The letter comes after over 100,000 people have been evacuated from the country since July and conditions on the ground continue to grow more dangerous following the fall of the Afghan government last week, including today's events that killed and wounded U.S. service members and Afghan civilians.
The letter reads, in part:
"Since 1975, Washington has welcomed nearly 150,000 refugees from 70 different countries. These remarkable individuals have contributed significantly to Washington’s economy and culture; they and their descendants are now inextricably connected with our future prosperity. In the past decade, almost 5,000 of these refugees have hailed from Afghanistan. Carrying with them the trauma of war, they nonetheless contribute significantly to our state in varied professional fields, including home care, retail, healthcare, financial planning, and transportation. Many have served as essential workers, protecting the health of Washingtonians and enabling life to continue over the past 18 months. Washington remains ready to provide aid to Afghans who find themselves in peril after these last 20 years of conflict, just as these members of our community once did.

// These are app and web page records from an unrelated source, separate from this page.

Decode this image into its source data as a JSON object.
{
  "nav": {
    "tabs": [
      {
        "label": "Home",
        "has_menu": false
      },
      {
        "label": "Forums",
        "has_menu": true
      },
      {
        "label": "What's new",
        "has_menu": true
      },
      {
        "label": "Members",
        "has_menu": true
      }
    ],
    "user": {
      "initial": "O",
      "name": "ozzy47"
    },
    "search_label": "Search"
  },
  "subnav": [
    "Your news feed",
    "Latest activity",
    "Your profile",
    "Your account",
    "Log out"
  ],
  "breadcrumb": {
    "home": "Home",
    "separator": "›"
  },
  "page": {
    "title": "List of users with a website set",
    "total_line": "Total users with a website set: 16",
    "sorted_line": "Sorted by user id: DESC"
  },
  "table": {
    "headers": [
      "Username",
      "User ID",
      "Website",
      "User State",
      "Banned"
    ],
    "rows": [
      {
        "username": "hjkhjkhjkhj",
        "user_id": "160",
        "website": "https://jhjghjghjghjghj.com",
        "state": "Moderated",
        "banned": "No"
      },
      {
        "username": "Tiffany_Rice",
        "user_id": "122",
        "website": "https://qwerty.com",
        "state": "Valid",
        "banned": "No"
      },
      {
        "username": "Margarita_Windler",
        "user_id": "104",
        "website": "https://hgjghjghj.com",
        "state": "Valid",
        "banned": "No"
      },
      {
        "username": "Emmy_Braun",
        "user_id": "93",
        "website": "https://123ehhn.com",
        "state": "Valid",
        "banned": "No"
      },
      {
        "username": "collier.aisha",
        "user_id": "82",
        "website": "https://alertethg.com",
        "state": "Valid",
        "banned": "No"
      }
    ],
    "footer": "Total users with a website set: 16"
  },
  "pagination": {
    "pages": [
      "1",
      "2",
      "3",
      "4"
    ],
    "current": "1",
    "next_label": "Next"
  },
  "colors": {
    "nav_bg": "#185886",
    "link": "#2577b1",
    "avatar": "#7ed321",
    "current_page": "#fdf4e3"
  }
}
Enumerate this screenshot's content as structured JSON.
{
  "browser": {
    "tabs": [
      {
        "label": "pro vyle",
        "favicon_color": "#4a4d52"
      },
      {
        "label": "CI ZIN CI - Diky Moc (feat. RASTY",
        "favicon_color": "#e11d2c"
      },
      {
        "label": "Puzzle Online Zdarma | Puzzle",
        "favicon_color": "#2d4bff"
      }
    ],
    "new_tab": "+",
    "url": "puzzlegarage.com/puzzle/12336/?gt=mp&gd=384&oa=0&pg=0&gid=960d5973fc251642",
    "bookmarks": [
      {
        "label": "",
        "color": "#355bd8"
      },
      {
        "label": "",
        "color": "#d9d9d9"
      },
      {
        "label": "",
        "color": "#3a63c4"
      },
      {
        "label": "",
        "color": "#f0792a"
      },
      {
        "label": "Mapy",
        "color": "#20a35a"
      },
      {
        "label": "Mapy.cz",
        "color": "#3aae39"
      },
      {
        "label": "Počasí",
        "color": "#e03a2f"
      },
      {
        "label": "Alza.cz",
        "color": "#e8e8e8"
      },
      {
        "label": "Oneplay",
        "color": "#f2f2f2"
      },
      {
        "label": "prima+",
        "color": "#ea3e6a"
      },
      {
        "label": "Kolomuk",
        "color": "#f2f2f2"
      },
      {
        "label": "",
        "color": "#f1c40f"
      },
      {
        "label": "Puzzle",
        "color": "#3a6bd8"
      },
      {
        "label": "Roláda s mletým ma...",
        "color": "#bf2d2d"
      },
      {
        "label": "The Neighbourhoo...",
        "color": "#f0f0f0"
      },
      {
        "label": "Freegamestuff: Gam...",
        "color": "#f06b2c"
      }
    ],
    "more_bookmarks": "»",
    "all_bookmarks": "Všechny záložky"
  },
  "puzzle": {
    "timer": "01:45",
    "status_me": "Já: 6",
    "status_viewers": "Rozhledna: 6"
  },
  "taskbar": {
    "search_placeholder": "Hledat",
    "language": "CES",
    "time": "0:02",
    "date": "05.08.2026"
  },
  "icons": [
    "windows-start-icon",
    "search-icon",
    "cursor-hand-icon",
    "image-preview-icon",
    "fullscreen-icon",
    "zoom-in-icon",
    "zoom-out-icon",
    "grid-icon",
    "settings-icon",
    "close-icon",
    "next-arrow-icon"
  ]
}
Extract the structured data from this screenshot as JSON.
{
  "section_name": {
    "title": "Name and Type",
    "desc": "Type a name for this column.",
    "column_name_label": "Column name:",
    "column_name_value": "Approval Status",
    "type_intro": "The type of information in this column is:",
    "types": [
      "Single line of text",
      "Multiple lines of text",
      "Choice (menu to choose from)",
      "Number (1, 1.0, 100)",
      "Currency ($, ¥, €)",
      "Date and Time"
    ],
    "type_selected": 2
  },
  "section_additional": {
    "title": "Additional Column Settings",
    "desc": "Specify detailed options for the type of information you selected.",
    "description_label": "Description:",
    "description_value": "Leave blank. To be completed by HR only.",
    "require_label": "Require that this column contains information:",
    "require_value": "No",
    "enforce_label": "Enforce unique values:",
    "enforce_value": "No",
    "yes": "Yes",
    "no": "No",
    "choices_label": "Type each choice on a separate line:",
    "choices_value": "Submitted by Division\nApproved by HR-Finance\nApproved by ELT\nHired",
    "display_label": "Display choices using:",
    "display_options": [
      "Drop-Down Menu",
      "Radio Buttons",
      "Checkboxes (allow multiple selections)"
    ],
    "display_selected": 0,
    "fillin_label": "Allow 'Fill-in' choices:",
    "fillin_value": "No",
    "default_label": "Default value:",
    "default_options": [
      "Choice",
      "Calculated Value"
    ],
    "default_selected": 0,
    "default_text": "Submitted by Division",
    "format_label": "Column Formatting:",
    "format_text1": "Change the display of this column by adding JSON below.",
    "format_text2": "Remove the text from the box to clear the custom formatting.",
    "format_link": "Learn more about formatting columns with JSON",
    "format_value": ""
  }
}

"Anticipating the arrival of new refugees, Washington’s state and local agencies are mobilizing to coordinate resettlement services, financial assistance, and housing. Concurrently, a groundswell of support has arisen from companies, community organizations, and individuals, all offering to contribute time and resources to the relief effort. I am heartened by the news that Washington will have another opportunity to reaffirm its commitment to embrace those in need.
"While you consider all ways to rapidly airlift tens of thousands of people, I hope that you work to ensure services are readily available without regard to visa status – including resettlement programming, work authorization, and financial assistance – and to mitigate the imposition of costs or fees onto these vulnerable individuals."
Read the full letter here.